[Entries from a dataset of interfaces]
------------------------------------
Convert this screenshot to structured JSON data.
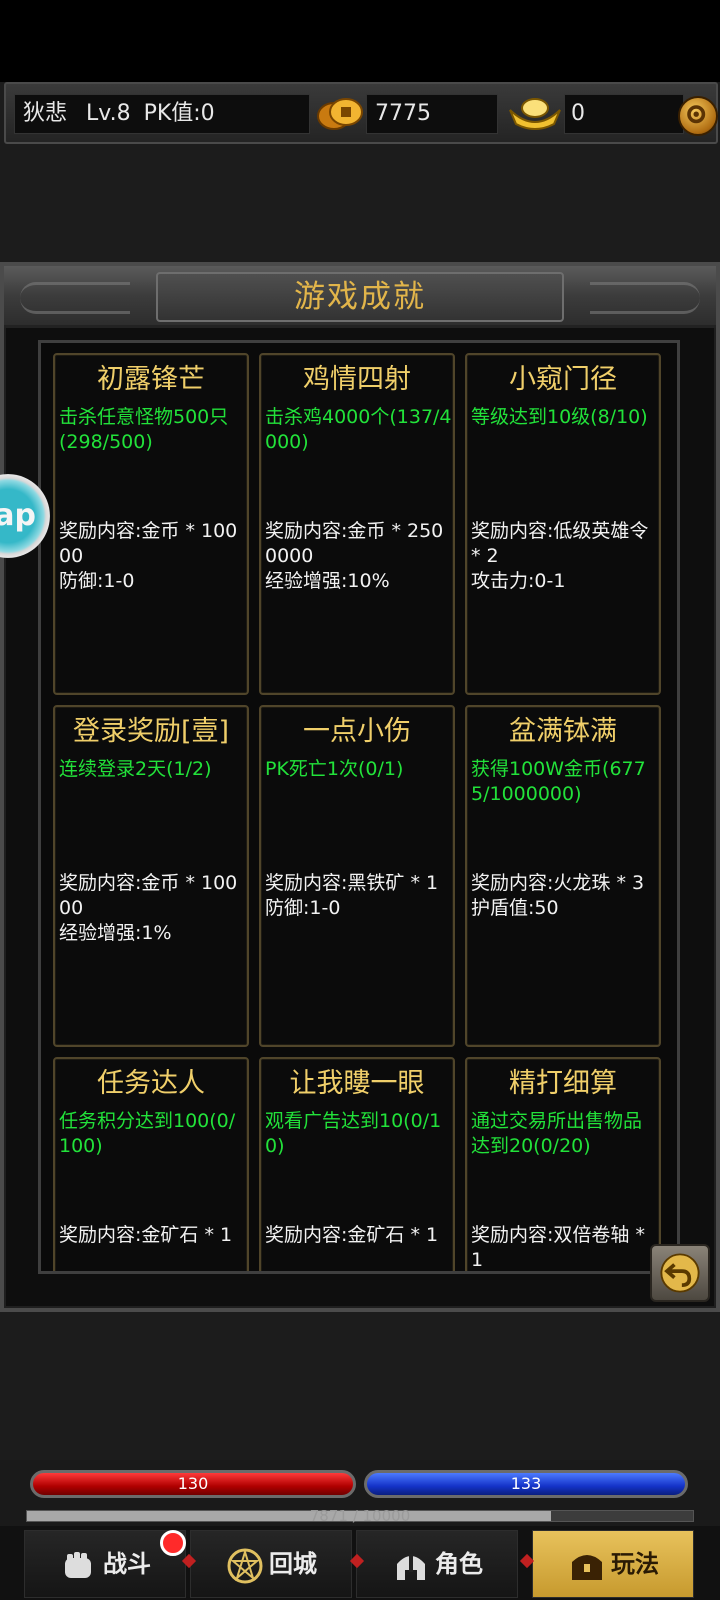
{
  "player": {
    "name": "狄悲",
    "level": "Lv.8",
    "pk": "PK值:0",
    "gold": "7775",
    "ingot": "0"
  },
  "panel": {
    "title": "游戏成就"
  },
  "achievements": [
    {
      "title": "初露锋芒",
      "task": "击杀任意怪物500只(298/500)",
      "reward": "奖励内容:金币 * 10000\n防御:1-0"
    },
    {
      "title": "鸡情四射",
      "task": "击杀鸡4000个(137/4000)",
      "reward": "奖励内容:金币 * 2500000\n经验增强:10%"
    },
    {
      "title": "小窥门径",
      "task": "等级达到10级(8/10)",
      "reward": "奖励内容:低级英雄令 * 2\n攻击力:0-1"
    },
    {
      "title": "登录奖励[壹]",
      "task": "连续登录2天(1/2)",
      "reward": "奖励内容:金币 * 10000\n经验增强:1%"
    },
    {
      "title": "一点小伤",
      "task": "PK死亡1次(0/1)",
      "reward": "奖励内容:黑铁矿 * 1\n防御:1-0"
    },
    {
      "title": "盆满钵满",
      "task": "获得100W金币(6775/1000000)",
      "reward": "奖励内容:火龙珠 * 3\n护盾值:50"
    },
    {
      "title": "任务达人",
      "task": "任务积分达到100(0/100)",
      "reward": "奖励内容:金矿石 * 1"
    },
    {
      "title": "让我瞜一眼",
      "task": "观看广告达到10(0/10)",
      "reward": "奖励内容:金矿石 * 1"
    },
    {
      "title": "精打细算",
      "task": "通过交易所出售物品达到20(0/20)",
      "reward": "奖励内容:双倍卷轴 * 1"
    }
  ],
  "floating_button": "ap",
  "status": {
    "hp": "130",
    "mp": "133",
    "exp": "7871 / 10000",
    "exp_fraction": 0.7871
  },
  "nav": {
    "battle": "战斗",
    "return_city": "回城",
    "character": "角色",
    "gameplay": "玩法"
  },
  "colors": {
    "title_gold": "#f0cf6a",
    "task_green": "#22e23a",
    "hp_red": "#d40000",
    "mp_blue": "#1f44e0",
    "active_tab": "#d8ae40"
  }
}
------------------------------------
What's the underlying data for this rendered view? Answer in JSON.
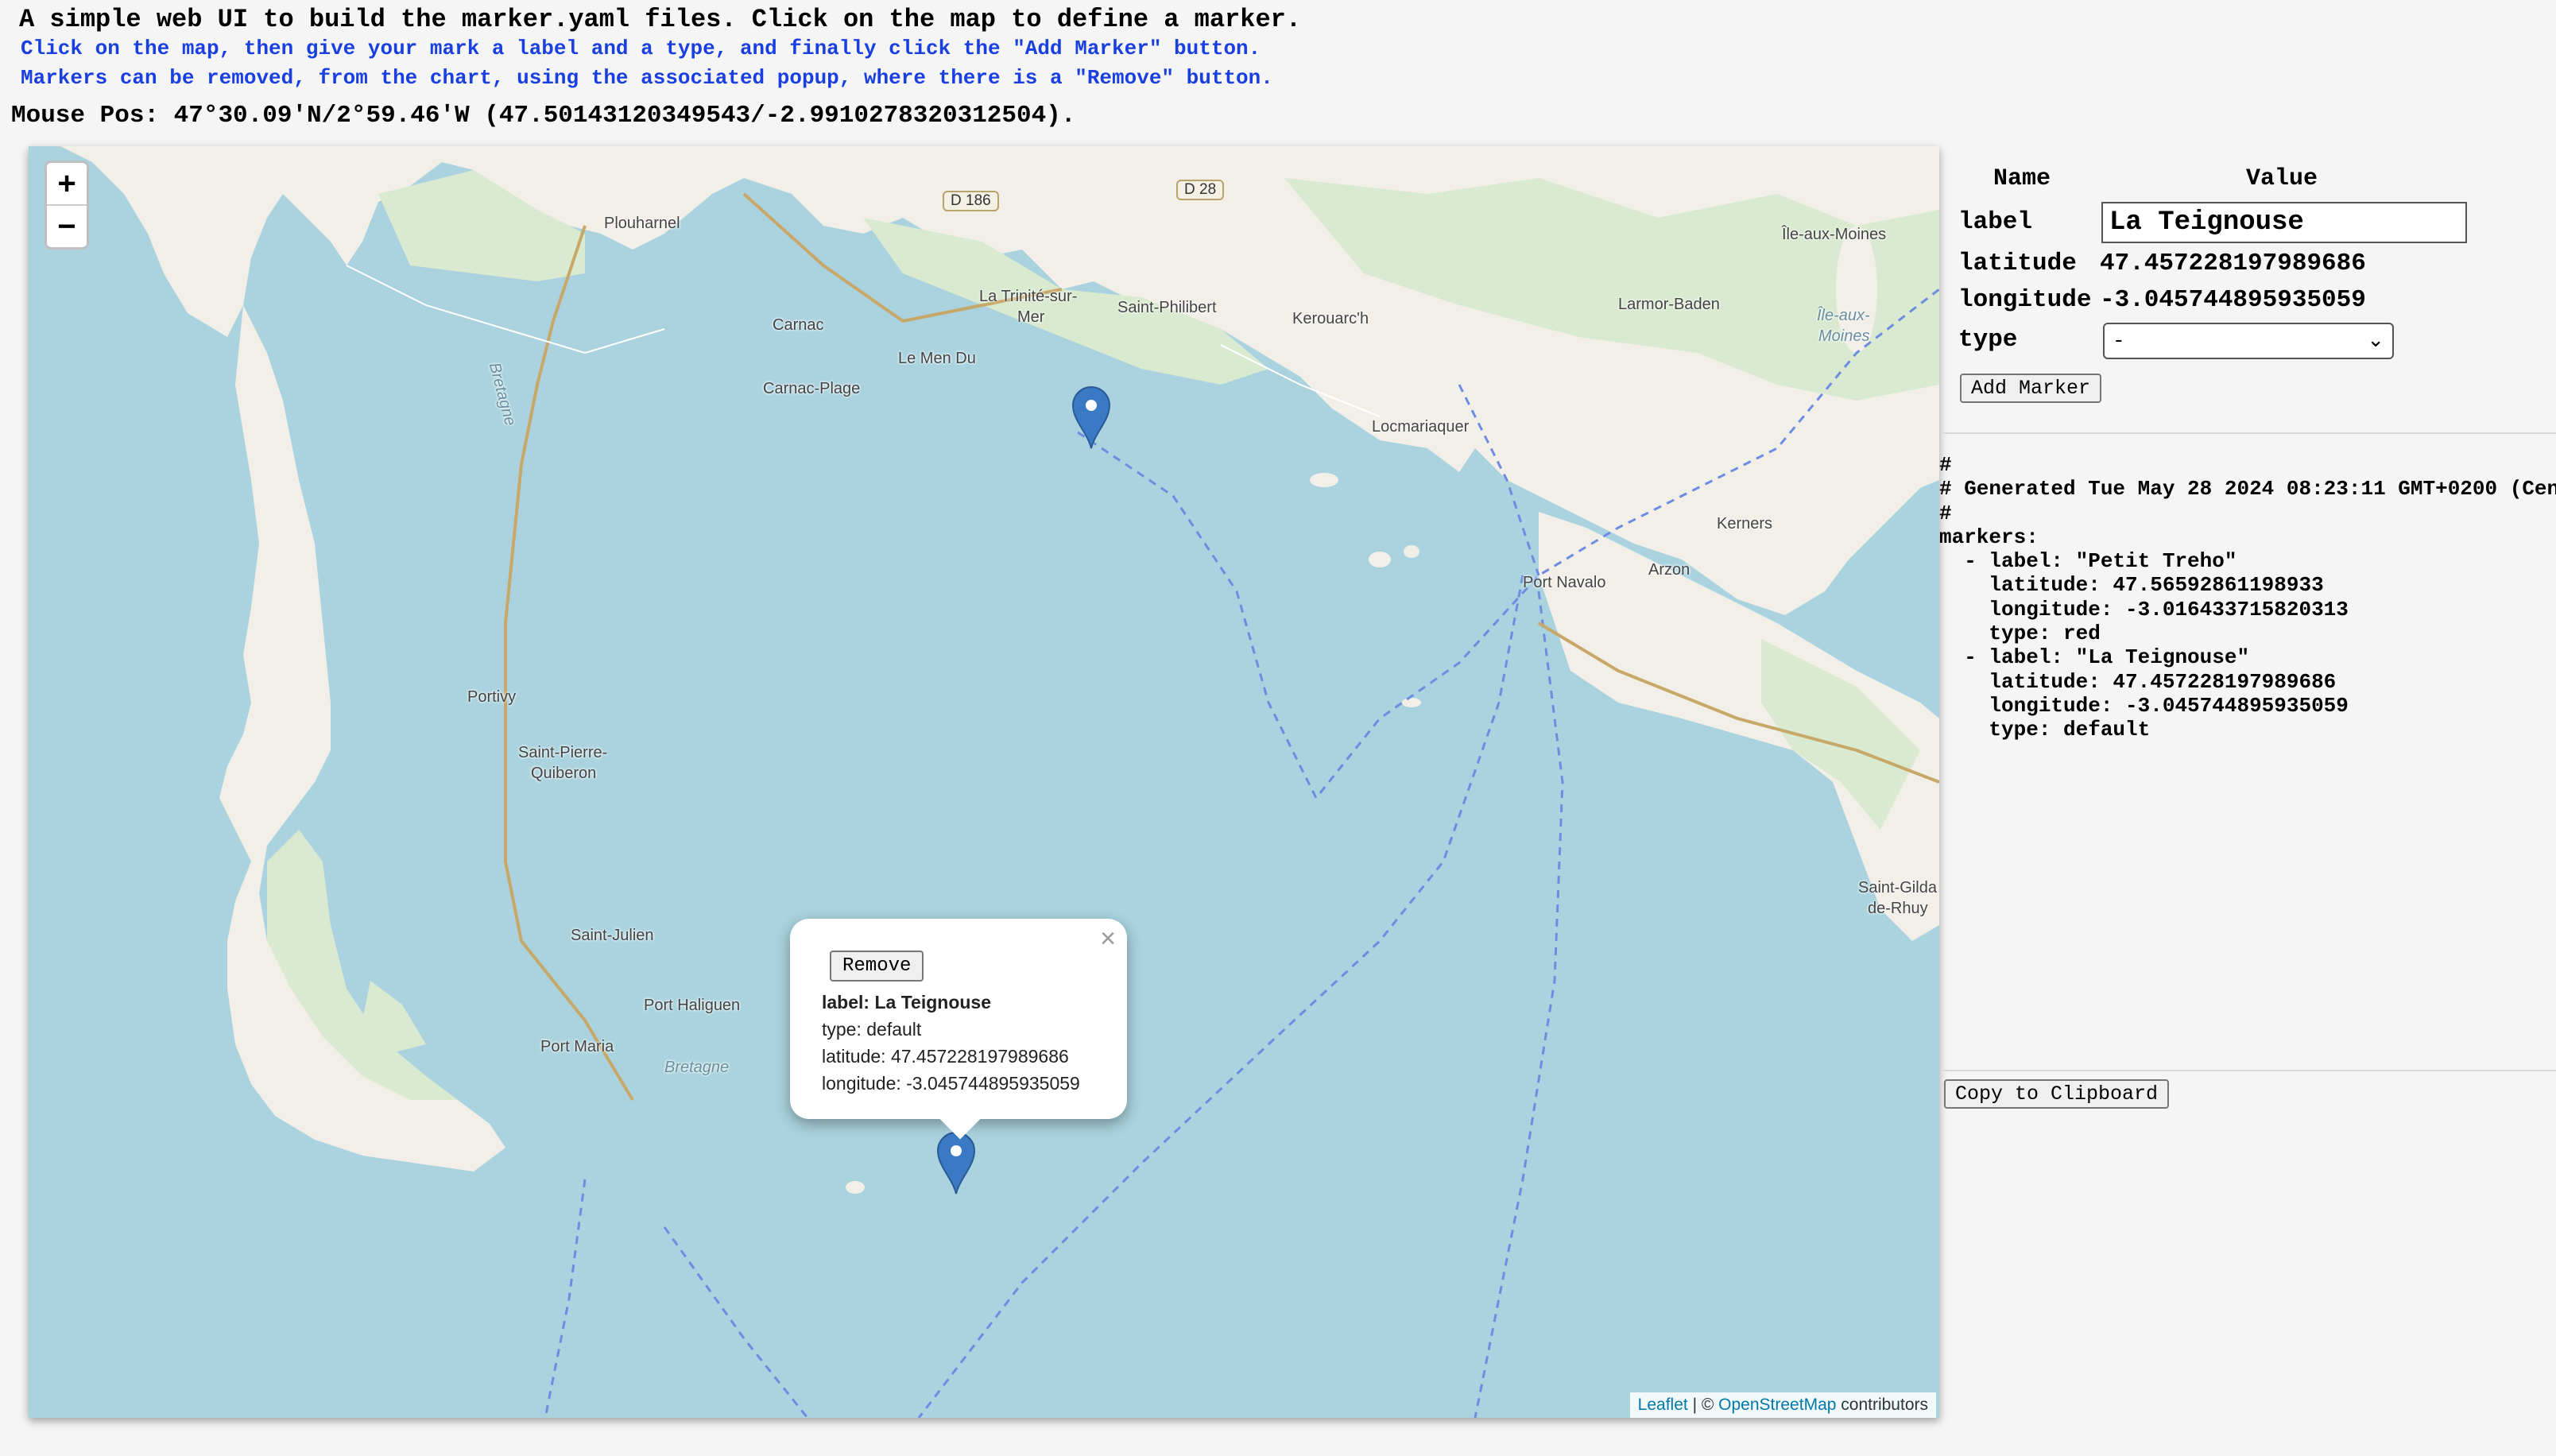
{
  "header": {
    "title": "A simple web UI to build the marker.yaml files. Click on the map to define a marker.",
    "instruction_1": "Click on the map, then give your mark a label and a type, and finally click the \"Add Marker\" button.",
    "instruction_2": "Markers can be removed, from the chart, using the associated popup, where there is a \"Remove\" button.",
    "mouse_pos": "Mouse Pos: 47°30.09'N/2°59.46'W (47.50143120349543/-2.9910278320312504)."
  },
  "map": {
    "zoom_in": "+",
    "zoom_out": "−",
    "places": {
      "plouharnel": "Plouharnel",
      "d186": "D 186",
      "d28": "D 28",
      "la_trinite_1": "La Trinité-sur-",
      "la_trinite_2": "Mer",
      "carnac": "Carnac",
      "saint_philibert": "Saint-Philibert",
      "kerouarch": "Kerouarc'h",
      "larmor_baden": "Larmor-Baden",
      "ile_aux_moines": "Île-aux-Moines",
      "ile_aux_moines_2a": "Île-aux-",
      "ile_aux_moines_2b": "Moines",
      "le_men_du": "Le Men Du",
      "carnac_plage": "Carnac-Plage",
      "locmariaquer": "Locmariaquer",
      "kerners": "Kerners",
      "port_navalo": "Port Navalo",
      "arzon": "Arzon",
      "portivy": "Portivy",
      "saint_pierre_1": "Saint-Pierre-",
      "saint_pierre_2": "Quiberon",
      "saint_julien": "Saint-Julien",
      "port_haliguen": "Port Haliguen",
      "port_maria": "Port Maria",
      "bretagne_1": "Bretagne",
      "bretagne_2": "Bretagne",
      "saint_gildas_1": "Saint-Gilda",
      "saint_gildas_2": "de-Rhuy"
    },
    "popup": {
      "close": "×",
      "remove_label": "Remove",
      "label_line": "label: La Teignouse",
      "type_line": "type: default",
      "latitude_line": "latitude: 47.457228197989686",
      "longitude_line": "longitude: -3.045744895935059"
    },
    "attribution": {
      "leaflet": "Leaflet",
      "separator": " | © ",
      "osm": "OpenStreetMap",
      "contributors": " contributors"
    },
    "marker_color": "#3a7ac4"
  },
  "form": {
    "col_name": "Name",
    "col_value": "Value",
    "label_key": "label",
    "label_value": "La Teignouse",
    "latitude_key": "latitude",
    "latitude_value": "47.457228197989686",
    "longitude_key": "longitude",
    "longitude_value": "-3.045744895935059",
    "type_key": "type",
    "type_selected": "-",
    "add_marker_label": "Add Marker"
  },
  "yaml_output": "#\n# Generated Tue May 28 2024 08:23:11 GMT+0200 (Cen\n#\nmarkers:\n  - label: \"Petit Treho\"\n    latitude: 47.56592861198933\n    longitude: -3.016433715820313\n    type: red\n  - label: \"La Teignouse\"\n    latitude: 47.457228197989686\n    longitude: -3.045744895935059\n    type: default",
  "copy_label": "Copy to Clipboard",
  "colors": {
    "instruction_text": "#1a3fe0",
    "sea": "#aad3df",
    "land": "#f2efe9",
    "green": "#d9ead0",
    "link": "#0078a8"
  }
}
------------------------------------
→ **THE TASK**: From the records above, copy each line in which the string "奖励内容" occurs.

→ **EXERCISE OUTPUT**:
      "reward": "奖励内容:金币 * 10000\n防御:1-0"
      "reward": "奖励内容:金币 * 2500000\n经验增强:10%"
      "reward": "奖励内容:低级英雄令 * 2\n攻击力:0-1"
      "reward": "奖励内容:金币 * 10000\n经验增强:1%"
      "reward": "奖励内容:黑铁矿 * 1\n防御:1-0"
      "reward": "奖励内容:火龙珠 * 3\n护盾值:50"
      "reward": "奖励内容:金矿石 * 1"
      "reward": "奖励内容:金矿石 * 1"
      "reward": "奖励内容:双倍卷轴 * 1"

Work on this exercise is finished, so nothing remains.